> _Exercise prompt_
Return all of the data that follows precisely, leaving every image out.

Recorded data
──────────

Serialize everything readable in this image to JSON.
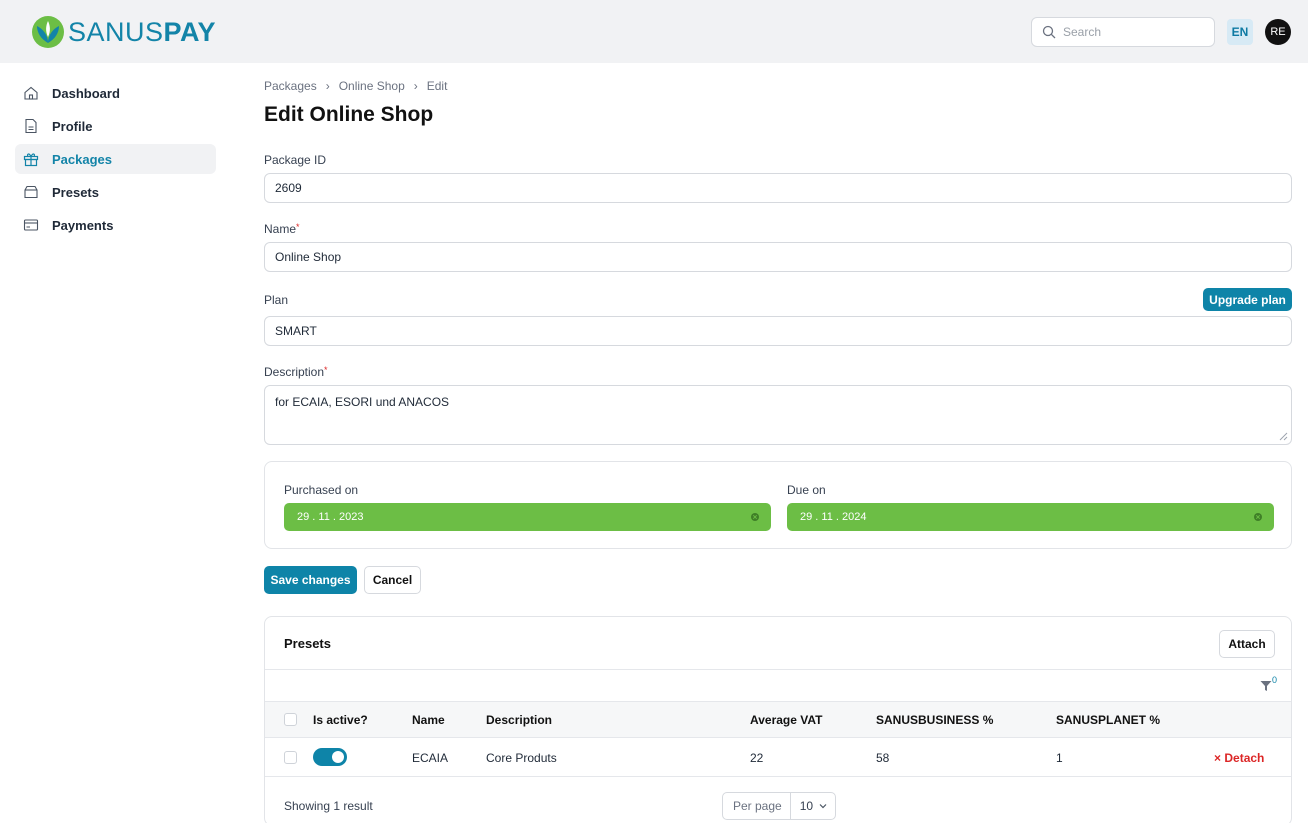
{
  "brand": {
    "name_part1": "SANUS",
    "name_part2": "PAY"
  },
  "header": {
    "search_placeholder": "Search",
    "language": "EN",
    "avatar_initials": "RE"
  },
  "sidebar": {
    "items": [
      {
        "label": "Dashboard",
        "icon": "home-icon"
      },
      {
        "label": "Profile",
        "icon": "document-icon"
      },
      {
        "label": "Packages",
        "icon": "gift-icon",
        "active": true
      },
      {
        "label": "Presets",
        "icon": "box-icon"
      },
      {
        "label": "Payments",
        "icon": "card-icon"
      }
    ]
  },
  "breadcrumb": [
    "Packages",
    "Online Shop",
    "Edit"
  ],
  "page_title": "Edit Online Shop",
  "form": {
    "package_id": {
      "label": "Package ID",
      "value": "2609"
    },
    "name": {
      "label": "Name",
      "value": "Online Shop",
      "required": "*"
    },
    "plan": {
      "label": "Plan",
      "value": "SMART",
      "upgrade_label": "Upgrade plan"
    },
    "description": {
      "label": "Description",
      "value": "for ECAIA, ESORI und ANACOS",
      "required": "*"
    },
    "purchased_on": {
      "label": "Purchased on",
      "value": "29 . 11 . 2023"
    },
    "due_on": {
      "label": "Due on",
      "value": "29 . 11 . 2024"
    },
    "save_label": "Save changes",
    "cancel_label": "Cancel"
  },
  "presets": {
    "title": "Presets",
    "attach_label": "Attach",
    "filter_count": "0",
    "columns": [
      "Is active?",
      "Name",
      "Description",
      "Average VAT",
      "SANUSBUSINESS %",
      "SANUSPLANET %"
    ],
    "rows": [
      {
        "active": true,
        "name": "ECAIA",
        "description": "Core Produts",
        "average_vat": "22",
        "sanusbusiness": "58",
        "sanusplanet": "1",
        "action": "Detach"
      }
    ],
    "showing": "Showing 1 result",
    "per_page_label": "Per page",
    "per_page_value": "10"
  },
  "colors": {
    "brand": "#1384a8",
    "primary_button": "#0e84a8",
    "date_green": "#6cbe45",
    "danger": "#dc2626"
  }
}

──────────

> _Response below_
Serialize everything readable in this image to JSON.
{
  "brand": {
    "name_part1": "SANUS",
    "name_part2": "PAY"
  },
  "header": {
    "search_placeholder": "Search",
    "language": "EN",
    "avatar_initials": "RE"
  },
  "sidebar": {
    "items": [
      {
        "label": "Dashboard",
        "icon": "home-icon"
      },
      {
        "label": "Profile",
        "icon": "document-icon"
      },
      {
        "label": "Packages",
        "icon": "gift-icon",
        "active": true
      },
      {
        "label": "Presets",
        "icon": "box-icon"
      },
      {
        "label": "Payments",
        "icon": "card-icon"
      }
    ]
  },
  "breadcrumb": [
    "Packages",
    "Online Shop",
    "Edit"
  ],
  "page_title": "Edit Online Shop",
  "form": {
    "package_id": {
      "label": "Package ID",
      "value": "2609"
    },
    "name": {
      "label": "Name",
      "value": "Online Shop",
      "required": "*"
    },
    "plan": {
      "label": "Plan",
      "value": "SMART",
      "upgrade_label": "Upgrade plan"
    },
    "description": {
      "label": "Description",
      "value": "for ECAIA, ESORI und ANACOS",
      "required": "*"
    },
    "purchased_on": {
      "label": "Purchased on",
      "value": "29 . 11 . 2023"
    },
    "due_on": {
      "label": "Due on",
      "value": "29 . 11 . 2024"
    },
    "save_label": "Save changes",
    "cancel_label": "Cancel"
  },
  "presets": {
    "title": "Presets",
    "attach_label": "Attach",
    "filter_count": "0",
    "columns": [
      "Is active?",
      "Name",
      "Description",
      "Average VAT",
      "SANUSBUSINESS %",
      "SANUSPLANET %"
    ],
    "rows": [
      {
        "active": true,
        "name": "ECAIA",
        "description": "Core Produts",
        "average_vat": "22",
        "sanusbusiness": "58",
        "sanusplanet": "1",
        "action": "Detach"
      }
    ],
    "showing": "Showing 1 result",
    "per_page_label": "Per page",
    "per_page_value": "10"
  },
  "colors": {
    "brand": "#1384a8",
    "primary_button": "#0e84a8",
    "date_green": "#6cbe45",
    "danger": "#dc2626"
  }
}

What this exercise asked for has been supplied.